• **Required action**
Return each line in the records below that includes "stamp".

*** Materials provided

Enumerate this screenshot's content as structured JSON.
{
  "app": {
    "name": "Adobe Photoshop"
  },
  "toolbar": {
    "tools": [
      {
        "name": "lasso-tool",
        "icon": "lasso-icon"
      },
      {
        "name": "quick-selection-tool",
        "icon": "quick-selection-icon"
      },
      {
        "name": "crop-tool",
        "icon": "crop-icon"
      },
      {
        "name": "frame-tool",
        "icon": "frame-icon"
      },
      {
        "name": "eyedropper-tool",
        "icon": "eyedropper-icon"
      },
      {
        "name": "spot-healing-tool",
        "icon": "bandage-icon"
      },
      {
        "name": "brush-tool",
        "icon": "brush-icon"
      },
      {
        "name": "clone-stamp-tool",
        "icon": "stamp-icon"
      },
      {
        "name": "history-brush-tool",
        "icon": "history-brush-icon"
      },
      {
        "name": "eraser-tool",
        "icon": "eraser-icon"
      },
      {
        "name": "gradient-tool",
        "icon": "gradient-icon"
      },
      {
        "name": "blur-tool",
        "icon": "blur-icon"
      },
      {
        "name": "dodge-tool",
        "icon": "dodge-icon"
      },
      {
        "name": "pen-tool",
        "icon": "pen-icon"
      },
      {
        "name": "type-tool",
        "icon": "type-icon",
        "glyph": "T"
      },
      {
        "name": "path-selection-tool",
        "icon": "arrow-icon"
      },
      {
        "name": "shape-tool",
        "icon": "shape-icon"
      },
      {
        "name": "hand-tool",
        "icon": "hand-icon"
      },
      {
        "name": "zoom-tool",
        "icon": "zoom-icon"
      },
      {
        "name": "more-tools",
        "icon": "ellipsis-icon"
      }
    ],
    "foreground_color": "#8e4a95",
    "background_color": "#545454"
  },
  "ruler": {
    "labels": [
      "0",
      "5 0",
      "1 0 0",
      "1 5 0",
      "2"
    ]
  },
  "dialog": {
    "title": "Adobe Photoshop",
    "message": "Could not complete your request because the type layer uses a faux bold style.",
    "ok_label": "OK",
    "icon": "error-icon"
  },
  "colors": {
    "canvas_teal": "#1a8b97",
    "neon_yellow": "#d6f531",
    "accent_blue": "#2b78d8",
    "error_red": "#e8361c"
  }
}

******

• **Reply**
        "name": "clone-stamp-tool",
        "icon": "stamp-icon"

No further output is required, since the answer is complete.